### WHAT IS EXPECTED
How many lines in these records hold the string "Maud"? Reply with the number alone.

** Opening ENTRIES SHOWN block **

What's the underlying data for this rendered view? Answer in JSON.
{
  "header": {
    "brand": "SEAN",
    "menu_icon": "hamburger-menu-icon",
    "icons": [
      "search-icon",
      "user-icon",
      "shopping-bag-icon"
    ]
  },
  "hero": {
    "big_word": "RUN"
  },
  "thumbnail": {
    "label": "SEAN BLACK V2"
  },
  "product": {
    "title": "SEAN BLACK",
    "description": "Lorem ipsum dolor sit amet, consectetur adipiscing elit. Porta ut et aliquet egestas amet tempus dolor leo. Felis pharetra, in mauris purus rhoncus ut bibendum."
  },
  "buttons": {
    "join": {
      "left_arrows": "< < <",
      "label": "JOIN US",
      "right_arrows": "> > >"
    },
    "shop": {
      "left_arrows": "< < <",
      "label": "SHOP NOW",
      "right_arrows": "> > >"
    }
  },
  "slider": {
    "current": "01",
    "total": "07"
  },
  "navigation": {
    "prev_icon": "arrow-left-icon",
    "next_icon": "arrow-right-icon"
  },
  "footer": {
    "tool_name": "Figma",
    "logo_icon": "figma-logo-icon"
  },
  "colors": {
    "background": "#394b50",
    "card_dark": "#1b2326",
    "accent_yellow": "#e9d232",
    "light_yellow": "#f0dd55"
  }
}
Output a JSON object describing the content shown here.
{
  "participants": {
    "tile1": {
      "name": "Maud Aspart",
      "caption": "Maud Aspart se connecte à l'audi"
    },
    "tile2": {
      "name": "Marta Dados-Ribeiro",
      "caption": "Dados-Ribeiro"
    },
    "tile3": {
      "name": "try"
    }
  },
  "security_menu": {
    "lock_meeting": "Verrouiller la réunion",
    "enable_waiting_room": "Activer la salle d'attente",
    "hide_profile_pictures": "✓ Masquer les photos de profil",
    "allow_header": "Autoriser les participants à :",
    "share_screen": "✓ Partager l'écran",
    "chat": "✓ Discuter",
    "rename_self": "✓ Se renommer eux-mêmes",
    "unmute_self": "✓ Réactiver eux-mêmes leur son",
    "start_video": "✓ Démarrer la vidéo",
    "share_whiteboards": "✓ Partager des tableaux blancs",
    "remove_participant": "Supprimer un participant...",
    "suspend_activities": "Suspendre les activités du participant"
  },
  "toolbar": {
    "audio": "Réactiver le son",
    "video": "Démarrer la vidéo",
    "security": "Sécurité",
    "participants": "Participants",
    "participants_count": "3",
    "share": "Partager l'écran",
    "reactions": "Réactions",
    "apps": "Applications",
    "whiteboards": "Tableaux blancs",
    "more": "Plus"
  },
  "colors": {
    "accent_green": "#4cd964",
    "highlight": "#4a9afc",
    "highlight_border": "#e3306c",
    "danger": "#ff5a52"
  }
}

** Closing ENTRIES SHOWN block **

### ANSWER FOR THIS EXERCISE
2